_PROBLEM DESCRIPTION_:
Across the records below, count every line that contains the string "this", then report the count alone.

_MATERIALS PROVIDED_:
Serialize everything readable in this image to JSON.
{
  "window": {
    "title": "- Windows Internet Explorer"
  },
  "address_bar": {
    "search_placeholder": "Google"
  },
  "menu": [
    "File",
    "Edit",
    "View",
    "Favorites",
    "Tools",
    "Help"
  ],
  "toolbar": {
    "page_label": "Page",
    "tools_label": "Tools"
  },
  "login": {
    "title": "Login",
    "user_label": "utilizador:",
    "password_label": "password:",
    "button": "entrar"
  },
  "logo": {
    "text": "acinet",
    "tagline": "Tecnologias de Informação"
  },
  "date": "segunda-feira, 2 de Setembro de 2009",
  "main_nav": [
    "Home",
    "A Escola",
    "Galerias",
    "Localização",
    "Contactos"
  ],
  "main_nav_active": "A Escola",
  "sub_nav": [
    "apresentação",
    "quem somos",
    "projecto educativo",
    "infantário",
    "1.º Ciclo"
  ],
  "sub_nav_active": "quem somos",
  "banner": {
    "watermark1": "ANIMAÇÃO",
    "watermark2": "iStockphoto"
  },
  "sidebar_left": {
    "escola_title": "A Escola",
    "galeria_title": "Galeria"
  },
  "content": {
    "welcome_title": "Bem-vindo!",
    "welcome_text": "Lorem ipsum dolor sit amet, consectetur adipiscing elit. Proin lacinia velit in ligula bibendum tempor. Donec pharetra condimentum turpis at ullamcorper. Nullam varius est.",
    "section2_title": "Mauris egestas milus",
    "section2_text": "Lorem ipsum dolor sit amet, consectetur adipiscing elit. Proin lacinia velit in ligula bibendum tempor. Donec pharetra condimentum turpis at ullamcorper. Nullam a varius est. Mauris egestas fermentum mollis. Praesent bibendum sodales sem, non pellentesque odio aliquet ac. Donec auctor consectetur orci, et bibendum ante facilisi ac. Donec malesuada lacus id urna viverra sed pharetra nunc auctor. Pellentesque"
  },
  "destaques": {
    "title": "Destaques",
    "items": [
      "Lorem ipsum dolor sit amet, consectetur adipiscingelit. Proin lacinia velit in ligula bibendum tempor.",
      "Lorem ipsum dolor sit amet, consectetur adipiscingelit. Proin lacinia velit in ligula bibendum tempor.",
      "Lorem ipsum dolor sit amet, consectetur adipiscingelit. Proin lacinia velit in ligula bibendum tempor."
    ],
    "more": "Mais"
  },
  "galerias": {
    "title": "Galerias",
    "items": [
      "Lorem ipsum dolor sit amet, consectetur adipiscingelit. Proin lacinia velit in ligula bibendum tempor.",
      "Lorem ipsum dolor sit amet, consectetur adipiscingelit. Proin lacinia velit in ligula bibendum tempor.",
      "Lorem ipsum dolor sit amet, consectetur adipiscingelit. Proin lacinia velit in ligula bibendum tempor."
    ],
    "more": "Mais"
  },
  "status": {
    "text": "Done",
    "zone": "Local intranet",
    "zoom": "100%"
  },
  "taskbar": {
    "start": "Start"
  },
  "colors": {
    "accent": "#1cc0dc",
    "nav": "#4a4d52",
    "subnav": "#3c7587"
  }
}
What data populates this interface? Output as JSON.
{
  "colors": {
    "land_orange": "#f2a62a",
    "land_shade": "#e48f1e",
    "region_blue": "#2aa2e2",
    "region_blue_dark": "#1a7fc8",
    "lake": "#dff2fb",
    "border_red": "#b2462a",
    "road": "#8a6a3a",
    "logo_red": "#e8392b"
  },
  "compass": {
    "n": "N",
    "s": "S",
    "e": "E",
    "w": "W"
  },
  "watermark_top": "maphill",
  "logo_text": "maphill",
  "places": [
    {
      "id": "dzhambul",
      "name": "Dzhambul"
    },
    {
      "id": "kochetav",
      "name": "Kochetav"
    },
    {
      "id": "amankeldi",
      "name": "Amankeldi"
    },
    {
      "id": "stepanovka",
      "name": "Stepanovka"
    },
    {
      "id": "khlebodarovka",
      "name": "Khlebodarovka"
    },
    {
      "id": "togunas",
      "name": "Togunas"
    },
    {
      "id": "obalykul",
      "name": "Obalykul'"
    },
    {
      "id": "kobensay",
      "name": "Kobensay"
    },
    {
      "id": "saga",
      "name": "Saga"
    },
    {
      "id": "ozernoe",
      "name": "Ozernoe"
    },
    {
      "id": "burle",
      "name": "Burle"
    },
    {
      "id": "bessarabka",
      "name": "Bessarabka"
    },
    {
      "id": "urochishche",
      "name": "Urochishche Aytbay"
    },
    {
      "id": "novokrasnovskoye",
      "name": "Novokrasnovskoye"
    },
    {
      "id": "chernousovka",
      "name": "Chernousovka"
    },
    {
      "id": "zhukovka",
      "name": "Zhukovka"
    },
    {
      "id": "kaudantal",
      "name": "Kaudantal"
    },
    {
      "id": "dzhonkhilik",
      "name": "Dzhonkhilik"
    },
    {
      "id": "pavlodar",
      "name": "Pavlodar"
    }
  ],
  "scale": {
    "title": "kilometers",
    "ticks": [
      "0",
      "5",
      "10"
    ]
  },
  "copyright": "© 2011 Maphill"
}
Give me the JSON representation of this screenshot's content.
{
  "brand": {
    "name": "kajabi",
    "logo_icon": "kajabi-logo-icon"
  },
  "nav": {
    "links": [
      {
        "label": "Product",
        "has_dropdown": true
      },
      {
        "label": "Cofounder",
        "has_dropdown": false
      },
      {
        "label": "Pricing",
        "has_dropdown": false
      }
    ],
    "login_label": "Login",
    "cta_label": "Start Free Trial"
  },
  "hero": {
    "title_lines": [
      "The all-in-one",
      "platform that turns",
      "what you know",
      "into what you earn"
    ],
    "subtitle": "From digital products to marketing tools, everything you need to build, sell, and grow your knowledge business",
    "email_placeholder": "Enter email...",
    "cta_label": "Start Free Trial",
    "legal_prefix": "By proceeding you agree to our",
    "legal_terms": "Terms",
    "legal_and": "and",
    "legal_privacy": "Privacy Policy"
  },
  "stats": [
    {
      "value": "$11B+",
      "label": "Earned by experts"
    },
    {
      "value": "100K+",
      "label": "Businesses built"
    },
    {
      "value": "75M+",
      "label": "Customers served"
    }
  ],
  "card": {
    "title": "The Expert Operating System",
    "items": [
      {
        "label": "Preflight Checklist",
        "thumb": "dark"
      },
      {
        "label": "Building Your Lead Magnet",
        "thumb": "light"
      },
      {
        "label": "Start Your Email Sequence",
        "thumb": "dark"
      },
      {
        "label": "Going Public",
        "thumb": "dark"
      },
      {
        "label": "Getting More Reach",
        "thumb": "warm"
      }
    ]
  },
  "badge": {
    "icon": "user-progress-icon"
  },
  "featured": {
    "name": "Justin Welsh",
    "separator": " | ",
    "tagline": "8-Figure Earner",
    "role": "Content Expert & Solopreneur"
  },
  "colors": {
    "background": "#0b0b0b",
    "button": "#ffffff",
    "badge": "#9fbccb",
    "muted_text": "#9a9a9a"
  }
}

_EXERCISE RESPONSE_:
3